- **Task statement**: Return the records that follow, unchanged and complete.
*** Data provided ***
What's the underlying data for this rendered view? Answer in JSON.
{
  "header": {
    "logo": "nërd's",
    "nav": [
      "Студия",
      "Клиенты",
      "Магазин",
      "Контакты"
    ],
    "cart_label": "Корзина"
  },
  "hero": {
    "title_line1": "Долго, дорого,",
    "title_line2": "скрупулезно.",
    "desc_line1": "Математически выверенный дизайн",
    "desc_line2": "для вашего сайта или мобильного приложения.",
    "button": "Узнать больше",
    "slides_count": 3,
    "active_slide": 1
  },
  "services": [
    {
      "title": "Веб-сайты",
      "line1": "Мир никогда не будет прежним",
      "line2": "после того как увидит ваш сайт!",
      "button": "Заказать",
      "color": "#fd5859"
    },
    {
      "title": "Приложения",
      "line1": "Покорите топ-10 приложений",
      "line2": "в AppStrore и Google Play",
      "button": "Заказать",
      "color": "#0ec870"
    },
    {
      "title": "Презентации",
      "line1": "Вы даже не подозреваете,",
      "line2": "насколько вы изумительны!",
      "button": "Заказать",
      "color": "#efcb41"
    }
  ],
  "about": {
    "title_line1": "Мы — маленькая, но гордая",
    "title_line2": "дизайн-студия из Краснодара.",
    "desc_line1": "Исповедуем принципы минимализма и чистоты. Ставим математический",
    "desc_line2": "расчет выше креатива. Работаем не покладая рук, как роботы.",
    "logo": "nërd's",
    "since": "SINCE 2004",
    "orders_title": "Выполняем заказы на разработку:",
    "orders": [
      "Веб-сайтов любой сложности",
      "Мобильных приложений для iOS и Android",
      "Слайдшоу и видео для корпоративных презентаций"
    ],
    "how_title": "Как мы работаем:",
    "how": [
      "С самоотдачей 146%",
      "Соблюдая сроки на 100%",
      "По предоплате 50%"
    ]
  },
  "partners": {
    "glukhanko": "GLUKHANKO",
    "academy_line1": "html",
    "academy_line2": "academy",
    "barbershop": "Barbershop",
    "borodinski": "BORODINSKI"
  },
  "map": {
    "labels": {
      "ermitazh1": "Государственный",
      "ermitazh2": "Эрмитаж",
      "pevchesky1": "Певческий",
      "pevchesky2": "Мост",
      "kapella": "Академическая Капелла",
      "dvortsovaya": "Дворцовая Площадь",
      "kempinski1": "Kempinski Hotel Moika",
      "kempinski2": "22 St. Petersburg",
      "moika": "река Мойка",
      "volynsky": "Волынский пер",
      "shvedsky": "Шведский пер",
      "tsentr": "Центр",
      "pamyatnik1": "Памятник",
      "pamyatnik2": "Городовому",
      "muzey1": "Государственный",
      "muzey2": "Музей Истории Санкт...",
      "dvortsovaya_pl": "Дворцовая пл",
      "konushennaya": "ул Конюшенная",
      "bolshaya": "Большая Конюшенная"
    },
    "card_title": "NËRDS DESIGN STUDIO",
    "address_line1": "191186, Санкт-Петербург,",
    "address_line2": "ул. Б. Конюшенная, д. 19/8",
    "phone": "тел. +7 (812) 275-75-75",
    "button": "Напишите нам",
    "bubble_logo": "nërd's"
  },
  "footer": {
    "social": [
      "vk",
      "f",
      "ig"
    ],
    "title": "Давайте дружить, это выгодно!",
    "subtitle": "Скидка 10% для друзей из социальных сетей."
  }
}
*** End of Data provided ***
- **Exercise result**:
What's the underlying data for this rendered view? Answer in JSON.
{
  "header": {
    "logo": "nërd's",
    "nav": [
      "Студия",
      "Клиенты",
      "Магазин",
      "Контакты"
    ],
    "cart_label": "Корзина"
  },
  "hero": {
    "title_line1": "Долго, дорого,",
    "title_line2": "скрупулезно.",
    "desc_line1": "Математически выверенный дизайн",
    "desc_line2": "для вашего сайта или мобильного приложения.",
    "button": "Узнать больше",
    "slides_count": 3,
    "active_slide": 1
  },
  "services": [
    {
      "title": "Веб-сайты",
      "line1": "Мир никогда не будет прежним",
      "line2": "после того как увидит ваш сайт!",
      "button": "Заказать",
      "color": "#fd5859"
    },
    {
      "title": "Приложения",
      "line1": "Покорите топ-10 приложений",
      "line2": "в AppStrore и Google Play",
      "button": "Заказать",
      "color": "#0ec870"
    },
    {
      "title": "Презентации",
      "line1": "Вы даже не подозреваете,",
      "line2": "насколько вы изумительны!",
      "button": "Заказать",
      "color": "#efcb41"
    }
  ],
  "about": {
    "title_line1": "Мы — маленькая, но гордая",
    "title_line2": "дизайн-студия из Краснодара.",
    "desc_line1": "Исповедуем принципы минимализма и чистоты. Ставим математический",
    "desc_line2": "расчет выше креатива. Работаем не покладая рук, как роботы.",
    "logo": "nërd's",
    "since": "SINCE 2004",
    "orders_title": "Выполняем заказы на разработку:",
    "orders": [
      "Веб-сайтов любой сложности",
      "Мобильных приложений для iOS и Android",
      "Слайдшоу и видео для корпоративных презентаций"
    ],
    "how_title": "Как мы работаем:",
    "how": [
      "С самоотдачей 146%",
      "Соблюдая сроки на 100%",
      "По предоплате 50%"
    ]
  },
  "partners": {
    "glukhanko": "GLUKHANKO",
    "academy_line1": "html",
    "academy_line2": "academy",
    "barbershop": "Barbershop",
    "borodinski": "BORODINSKI"
  },
  "map": {
    "labels": {
      "ermitazh1": "Государственный",
      "ermitazh2": "Эрмитаж",
      "pevchesky1": "Певческий",
      "pevchesky2": "Мост",
      "kapella": "Академическая Капелла",
      "dvortsovaya": "Дворцовая Площадь",
      "kempinski1": "Kempinski Hotel Moika",
      "kempinski2": "22 St. Petersburg",
      "moika": "река Мойка",
      "volynsky": "Волынский пер",
      "shvedsky": "Шведский пер",
      "tsentr": "Центр",
      "pamyatnik1": "Памятник",
      "pamyatnik2": "Городовому",
      "muzey1": "Государственный",
      "muzey2": "Музей Истории Санкт...",
      "dvortsovaya_pl": "Дворцовая пл",
      "konushennaya": "ул Конюшенная",
      "bolshaya": "Большая Конюшенная"
    },
    "card_title": "NËRDS DESIGN STUDIO",
    "address_line1": "191186, Санкт-Петербург,",
    "address_line2": "ул. Б. Конюшенная, д. 19/8",
    "phone": "тел. +7 (812) 275-75-75",
    "button": "Напишите нам",
    "bubble_logo": "nërd's"
  },
  "footer": {
    "social": [
      "vk",
      "f",
      "ig"
    ],
    "title": "Давайте дружить, это выгодно!",
    "subtitle": "Скидка 10% для друзей из социальных сетей."
  }
}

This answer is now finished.